Search the records that follow and extract every line containing the string "title".

## Materials provided
--- START ---

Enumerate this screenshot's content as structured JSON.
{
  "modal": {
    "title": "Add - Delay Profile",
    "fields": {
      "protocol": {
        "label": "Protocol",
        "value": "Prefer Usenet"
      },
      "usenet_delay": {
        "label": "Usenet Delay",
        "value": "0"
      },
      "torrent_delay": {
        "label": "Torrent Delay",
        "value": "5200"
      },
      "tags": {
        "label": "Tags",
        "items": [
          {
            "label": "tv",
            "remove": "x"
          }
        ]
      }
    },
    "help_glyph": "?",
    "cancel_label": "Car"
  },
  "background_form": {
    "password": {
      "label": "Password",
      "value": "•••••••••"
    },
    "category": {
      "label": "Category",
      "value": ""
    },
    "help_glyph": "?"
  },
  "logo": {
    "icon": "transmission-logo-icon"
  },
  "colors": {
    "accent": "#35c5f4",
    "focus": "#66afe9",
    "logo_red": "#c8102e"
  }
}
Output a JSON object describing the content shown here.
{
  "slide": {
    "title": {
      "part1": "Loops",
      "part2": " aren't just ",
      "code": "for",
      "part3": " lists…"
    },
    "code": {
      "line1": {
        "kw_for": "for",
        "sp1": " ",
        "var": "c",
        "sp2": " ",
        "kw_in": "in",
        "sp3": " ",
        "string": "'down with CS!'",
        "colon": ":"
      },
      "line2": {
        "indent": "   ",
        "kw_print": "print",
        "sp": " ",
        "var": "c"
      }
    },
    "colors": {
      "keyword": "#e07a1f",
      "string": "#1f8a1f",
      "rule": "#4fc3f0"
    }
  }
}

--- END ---
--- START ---

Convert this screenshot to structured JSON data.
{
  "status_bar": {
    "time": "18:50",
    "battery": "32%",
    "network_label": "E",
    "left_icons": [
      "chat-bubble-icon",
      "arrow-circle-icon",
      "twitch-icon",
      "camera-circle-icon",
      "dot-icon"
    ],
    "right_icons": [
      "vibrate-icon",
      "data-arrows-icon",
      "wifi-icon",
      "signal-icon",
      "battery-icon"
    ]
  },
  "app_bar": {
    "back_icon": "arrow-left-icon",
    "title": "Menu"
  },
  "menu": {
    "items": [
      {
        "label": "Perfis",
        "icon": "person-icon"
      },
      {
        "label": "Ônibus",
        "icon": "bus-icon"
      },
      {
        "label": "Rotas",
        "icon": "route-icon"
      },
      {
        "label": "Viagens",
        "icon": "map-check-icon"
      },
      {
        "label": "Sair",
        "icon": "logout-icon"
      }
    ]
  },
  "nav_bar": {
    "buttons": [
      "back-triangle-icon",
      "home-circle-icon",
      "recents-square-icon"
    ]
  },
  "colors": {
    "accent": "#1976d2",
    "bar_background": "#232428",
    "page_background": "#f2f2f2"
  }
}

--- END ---

## Response area
    "title": "Add - Delay Profile",
    "title": {
    "title": "Menu"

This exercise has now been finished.